Recorded data
□ □ □ □ □
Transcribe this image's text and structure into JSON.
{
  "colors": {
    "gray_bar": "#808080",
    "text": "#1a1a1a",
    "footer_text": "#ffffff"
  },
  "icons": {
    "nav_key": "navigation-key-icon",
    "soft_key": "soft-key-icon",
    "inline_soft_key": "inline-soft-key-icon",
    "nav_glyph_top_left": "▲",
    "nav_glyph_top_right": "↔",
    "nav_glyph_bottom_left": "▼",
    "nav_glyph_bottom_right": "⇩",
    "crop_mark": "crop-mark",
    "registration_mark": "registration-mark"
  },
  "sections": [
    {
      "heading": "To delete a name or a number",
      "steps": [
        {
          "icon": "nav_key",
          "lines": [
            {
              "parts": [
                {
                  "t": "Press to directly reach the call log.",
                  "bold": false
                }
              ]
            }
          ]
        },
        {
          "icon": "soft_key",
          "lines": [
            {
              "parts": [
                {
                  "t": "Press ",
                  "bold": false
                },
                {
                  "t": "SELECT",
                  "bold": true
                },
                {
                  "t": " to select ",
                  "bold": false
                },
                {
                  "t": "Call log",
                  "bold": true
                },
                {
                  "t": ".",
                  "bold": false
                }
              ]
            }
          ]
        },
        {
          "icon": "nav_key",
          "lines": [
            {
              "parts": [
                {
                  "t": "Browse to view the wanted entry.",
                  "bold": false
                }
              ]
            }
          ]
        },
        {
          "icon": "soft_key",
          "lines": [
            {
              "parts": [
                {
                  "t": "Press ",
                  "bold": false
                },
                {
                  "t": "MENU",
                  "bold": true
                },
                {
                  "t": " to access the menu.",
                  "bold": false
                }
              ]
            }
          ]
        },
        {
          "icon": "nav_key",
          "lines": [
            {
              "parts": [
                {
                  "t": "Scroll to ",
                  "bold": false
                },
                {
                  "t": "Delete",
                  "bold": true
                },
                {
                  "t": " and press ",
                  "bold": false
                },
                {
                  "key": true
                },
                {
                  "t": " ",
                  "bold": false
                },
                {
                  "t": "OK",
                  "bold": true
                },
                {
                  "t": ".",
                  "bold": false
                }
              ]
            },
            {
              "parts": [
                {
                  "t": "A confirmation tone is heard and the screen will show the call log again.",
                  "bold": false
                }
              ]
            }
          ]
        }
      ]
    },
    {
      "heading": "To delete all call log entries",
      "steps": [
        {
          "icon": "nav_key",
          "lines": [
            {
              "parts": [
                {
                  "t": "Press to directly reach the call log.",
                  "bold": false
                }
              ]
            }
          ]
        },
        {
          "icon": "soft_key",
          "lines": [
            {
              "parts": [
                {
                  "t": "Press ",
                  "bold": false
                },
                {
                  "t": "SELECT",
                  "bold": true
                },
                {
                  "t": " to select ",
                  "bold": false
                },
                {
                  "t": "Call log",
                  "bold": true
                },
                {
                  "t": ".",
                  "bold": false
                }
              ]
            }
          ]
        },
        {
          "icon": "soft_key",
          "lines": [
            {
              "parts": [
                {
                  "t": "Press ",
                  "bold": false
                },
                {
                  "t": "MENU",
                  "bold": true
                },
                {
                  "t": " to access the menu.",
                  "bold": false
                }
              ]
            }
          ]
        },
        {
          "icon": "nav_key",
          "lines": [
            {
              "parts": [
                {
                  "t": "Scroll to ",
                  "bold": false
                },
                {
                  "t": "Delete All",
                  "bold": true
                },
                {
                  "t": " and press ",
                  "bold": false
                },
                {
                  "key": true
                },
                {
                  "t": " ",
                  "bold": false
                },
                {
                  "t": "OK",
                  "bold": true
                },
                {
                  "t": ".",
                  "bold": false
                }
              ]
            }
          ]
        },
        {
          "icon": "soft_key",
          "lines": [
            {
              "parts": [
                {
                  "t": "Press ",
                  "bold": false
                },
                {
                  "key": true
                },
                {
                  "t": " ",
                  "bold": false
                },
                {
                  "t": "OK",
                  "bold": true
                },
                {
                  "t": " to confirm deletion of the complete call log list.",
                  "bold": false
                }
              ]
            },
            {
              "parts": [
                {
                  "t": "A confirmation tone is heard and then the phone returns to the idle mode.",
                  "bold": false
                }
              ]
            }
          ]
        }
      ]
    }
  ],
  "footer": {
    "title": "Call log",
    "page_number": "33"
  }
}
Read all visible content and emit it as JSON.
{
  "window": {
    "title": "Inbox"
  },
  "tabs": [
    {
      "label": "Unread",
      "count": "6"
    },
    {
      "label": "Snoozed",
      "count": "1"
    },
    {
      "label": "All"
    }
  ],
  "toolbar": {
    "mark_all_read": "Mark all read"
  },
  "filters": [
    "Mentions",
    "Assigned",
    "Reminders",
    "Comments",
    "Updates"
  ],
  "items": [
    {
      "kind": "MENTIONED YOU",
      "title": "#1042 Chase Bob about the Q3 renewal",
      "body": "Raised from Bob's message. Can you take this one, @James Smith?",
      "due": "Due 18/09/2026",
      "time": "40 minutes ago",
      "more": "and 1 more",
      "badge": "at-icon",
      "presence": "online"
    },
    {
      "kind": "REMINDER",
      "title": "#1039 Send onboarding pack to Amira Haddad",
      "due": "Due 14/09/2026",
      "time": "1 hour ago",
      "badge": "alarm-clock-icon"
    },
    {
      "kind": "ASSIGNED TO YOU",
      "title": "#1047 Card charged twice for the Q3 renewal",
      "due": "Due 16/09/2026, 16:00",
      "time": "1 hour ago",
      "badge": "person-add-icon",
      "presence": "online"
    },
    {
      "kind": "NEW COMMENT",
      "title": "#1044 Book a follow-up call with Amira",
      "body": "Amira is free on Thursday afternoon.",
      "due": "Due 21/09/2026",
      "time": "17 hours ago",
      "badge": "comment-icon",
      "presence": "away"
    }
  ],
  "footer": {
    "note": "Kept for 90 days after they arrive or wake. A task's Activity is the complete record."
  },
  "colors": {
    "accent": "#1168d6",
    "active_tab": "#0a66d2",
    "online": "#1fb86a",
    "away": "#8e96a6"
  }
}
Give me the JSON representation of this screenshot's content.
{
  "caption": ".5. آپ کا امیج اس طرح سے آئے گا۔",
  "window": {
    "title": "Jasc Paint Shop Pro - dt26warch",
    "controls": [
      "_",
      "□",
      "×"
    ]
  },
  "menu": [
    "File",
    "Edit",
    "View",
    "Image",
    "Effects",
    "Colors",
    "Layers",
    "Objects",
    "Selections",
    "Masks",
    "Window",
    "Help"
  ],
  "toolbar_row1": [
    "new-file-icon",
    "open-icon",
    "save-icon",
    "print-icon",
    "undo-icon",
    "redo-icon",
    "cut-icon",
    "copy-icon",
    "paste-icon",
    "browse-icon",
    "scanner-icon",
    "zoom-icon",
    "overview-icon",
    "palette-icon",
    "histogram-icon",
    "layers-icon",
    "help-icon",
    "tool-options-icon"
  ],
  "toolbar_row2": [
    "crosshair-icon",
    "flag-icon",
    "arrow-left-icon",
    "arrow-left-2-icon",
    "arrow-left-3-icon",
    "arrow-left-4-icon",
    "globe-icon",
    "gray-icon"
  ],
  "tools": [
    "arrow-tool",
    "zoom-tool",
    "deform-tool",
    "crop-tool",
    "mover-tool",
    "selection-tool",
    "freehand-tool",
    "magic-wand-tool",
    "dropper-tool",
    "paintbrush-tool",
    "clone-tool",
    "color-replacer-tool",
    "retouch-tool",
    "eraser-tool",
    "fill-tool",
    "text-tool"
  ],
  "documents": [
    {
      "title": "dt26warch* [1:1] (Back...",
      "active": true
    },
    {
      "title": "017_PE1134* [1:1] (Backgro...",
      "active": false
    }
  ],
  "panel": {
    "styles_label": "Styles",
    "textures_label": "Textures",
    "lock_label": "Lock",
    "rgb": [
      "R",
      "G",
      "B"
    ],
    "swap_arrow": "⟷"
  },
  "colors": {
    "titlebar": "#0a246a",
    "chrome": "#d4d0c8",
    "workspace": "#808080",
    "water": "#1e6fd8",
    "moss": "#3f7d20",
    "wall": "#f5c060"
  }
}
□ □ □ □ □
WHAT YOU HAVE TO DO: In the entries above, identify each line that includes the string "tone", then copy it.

WRITTEN REPLY:
                  "t": "A confirmation tone is heard and the screen will show the call log again.",
                  "t": "A confirmation tone is heard and then the phone returns to the idle mode.",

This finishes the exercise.